Bryant had an RBI single and scored in a two-run first. Dexter Fowler added two hits, drove in a run and scored one.

Contreras led off the fourth with a homer. Rizzo continued his resurgence with a solo drive in the fifth.

That was plenty for Hendricks, the major league ERA leader.

Hendricks left to a standing ovation after Josh Reddick singled with one out in the eighth. The only other hit Hendricks allowed was a single by Andrew Toles on the game's first pitch.

Kershaw, dominant in Game 2 shutout, gave up five runs and seven hits before being lifted for a pinch hitter in the sixth. He fell to 4-7 in the postseason.

The Dodgers haven't been to the World Series since winning in 1988.

Pitching on five days' rest, the three-time NL Cy Young Award winner threw 30 pitches in the first. Fowler led off with a double, and Bryant's single had the crowd shaking the 102-year-old ballpark.

They had more to cheer when left fielder Andrew Toles dropped Rizzo's fly, putting runners on second and third, and Ben Zobrist made it 2-0 a sacrifice fly.

The Cubs added a run in the second when Addison Russell doubled to deep left and scored on a two-out single by Fowler.


Maddon benched slumping right fielder Jason Heyward in favor of Albert Almora Jr.

"Kershaw's pitching, so I wanted to get one more right-handed bat in the lineup, and also with Albert I don't feel like we're losing anything on defense," Maddon said. "I know Jason's a Gold Glover, but I think Albert, given an opportunity to play often enough would be considered a Gold Glove-caliber outfielder, too."

Heyward was 2 for 28 in the playoffs - 1 for 16 in the NLCS.


Kerry Wood, wearing a Ron Santo jersey, threw out the first pitch and actor Jim Belushi delivered the "Play Ball!" call before the game.

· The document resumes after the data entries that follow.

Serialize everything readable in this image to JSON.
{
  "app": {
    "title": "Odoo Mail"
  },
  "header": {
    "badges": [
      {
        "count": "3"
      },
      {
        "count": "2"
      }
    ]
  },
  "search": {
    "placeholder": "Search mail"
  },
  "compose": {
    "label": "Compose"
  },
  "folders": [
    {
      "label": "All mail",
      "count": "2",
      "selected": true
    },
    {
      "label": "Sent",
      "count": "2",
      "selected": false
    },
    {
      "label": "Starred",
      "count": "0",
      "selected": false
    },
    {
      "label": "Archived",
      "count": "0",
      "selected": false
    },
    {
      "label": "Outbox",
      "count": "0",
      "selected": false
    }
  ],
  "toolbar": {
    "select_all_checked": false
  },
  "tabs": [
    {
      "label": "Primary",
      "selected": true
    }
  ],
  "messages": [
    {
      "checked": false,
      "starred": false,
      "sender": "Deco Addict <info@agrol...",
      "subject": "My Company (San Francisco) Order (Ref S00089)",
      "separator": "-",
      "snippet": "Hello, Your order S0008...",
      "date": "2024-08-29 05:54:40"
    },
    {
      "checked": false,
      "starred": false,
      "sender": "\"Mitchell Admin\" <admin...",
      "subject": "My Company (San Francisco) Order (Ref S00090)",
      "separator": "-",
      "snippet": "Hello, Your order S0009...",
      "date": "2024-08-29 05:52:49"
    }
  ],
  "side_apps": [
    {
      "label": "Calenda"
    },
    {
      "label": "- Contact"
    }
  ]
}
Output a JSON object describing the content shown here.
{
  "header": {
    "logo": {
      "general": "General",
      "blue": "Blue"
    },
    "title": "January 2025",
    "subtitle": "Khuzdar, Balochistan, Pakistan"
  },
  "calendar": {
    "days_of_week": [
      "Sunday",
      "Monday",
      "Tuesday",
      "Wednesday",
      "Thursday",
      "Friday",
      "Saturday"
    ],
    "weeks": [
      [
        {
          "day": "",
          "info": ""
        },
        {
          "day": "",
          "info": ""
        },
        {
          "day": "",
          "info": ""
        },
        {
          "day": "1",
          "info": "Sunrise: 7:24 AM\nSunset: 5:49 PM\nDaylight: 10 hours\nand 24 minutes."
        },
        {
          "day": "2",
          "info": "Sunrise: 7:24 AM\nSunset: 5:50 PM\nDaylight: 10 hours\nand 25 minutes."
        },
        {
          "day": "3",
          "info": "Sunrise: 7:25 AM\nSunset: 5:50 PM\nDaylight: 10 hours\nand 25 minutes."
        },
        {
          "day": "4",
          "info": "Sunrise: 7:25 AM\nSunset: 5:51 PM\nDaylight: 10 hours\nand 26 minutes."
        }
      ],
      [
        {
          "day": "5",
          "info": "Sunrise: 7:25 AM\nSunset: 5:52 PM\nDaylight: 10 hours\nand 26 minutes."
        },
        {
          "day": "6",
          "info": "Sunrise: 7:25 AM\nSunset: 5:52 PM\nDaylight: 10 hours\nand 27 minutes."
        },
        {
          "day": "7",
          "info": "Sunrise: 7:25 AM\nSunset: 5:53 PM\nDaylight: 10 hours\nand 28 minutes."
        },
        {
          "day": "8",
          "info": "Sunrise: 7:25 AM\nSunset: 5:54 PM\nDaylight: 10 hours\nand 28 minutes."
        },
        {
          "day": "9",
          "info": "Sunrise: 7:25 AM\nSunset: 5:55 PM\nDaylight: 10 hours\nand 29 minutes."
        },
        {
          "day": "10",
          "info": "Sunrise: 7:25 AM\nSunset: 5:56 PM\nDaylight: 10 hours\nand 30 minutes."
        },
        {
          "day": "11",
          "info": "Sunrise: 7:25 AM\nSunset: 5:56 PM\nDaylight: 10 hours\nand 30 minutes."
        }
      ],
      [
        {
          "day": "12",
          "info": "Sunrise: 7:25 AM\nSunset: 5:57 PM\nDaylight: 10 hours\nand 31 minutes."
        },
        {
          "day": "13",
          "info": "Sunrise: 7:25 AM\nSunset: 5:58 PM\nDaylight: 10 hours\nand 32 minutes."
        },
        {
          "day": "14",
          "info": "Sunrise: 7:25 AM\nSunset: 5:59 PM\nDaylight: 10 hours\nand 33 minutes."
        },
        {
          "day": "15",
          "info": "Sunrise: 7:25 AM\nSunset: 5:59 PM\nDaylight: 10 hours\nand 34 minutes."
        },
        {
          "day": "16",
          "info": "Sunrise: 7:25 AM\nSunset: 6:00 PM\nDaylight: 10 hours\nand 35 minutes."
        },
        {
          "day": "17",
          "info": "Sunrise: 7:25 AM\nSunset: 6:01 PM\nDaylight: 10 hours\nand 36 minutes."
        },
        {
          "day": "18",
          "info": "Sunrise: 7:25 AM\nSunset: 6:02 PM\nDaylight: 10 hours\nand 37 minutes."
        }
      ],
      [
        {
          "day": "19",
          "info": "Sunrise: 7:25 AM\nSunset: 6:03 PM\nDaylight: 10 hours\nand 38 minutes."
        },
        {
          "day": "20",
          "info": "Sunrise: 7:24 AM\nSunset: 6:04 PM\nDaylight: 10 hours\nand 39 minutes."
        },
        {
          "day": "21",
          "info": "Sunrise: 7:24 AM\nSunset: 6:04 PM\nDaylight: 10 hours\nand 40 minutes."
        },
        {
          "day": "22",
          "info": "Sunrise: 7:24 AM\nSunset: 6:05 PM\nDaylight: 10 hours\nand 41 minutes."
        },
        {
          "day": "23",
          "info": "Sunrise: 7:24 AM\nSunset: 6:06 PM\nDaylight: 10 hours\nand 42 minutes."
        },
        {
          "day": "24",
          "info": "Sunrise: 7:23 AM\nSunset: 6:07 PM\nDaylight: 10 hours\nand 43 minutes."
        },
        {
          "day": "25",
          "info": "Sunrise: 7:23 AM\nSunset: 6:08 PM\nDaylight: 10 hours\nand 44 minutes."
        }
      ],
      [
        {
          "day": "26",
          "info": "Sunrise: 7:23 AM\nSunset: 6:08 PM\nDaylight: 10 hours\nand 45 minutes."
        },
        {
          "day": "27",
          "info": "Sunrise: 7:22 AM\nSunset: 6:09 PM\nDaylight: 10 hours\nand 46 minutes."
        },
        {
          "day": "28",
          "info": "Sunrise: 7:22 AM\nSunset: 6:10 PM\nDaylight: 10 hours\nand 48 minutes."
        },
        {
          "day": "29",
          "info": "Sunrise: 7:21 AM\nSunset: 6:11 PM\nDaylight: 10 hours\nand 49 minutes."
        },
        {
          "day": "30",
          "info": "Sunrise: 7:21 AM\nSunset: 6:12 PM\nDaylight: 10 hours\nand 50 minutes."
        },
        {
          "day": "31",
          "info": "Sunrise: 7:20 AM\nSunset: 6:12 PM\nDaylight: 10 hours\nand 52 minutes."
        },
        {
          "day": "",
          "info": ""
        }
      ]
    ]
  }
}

Pearl Jam front man Eddie Vedder and actor John Cusack were also in attendance. And Bulls great Scottie Pippen led the seventh-inning stretch.